*** DATA SUPPLIED Section Begins ***

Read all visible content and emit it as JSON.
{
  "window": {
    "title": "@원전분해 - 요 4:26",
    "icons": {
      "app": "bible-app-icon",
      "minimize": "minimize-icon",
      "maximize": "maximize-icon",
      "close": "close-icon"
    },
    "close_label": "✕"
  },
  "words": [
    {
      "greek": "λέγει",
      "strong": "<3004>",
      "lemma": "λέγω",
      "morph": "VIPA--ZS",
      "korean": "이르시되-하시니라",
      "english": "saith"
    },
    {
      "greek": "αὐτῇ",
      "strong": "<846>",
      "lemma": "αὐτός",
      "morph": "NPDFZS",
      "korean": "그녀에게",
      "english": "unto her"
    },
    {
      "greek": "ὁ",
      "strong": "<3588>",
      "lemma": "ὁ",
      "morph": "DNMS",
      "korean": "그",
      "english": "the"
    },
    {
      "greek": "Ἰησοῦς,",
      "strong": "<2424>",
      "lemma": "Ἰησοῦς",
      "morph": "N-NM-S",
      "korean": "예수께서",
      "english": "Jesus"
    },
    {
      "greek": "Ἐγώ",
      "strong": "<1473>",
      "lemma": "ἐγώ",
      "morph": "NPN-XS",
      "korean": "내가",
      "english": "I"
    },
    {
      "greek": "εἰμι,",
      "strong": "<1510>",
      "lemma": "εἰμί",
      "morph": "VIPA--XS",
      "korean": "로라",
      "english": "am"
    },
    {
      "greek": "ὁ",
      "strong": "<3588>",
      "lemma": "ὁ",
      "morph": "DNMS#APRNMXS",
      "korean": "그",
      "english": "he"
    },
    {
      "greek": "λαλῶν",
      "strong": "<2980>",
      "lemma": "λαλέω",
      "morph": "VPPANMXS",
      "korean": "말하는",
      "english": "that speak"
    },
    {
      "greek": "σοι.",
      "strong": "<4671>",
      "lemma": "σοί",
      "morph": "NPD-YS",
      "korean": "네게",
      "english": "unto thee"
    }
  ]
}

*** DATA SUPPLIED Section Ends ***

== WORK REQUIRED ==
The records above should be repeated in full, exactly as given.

== ANSWER TO THIS TASK ==
Read all visible content and emit it as JSON.
{
  "window": {
    "title": "@원전분해 - 요 4:26",
    "icons": {
      "app": "bible-app-icon",
      "minimize": "minimize-icon",
      "maximize": "maximize-icon",
      "close": "close-icon"
    },
    "close_label": "✕"
  },
  "words": [
    {
      "greek": "λέγει",
      "strong": "<3004>",
      "lemma": "λέγω",
      "morph": "VIPA--ZS",
      "korean": "이르시되-하시니라",
      "english": "saith"
    },
    {
      "greek": "αὐτῇ",
      "strong": "<846>",
      "lemma": "αὐτός",
      "morph": "NPDFZS",
      "korean": "그녀에게",
      "english": "unto her"
    },
    {
      "greek": "ὁ",
      "strong": "<3588>",
      "lemma": "ὁ",
      "morph": "DNMS",
      "korean": "그",
      "english": "the"
    },
    {
      "greek": "Ἰησοῦς,",
      "strong": "<2424>",
      "lemma": "Ἰησοῦς",
      "morph": "N-NM-S",
      "korean": "예수께서",
      "english": "Jesus"
    },
    {
      "greek": "Ἐγώ",
      "strong": "<1473>",
      "lemma": "ἐγώ",
      "morph": "NPN-XS",
      "korean": "내가",
      "english": "I"
    },
    {
      "greek": "εἰμι,",
      "strong": "<1510>",
      "lemma": "εἰμί",
      "morph": "VIPA--XS",
      "korean": "로라",
      "english": "am"
    },
    {
      "greek": "ὁ",
      "strong": "<3588>",
      "lemma": "ὁ",
      "morph": "DNMS#APRNMXS",
      "korean": "그",
      "english": "he"
    },
    {
      "greek": "λαλῶν",
      "strong": "<2980>",
      "lemma": "λαλέω",
      "morph": "VPPANMXS",
      "korean": "말하는",
      "english": "that speak"
    },
    {
      "greek": "σοι.",
      "strong": "<4671>",
      "lemma": "σοί",
      "morph": "NPD-YS",
      "korean": "네게",
      "english": "unto thee"
    }
  ]
}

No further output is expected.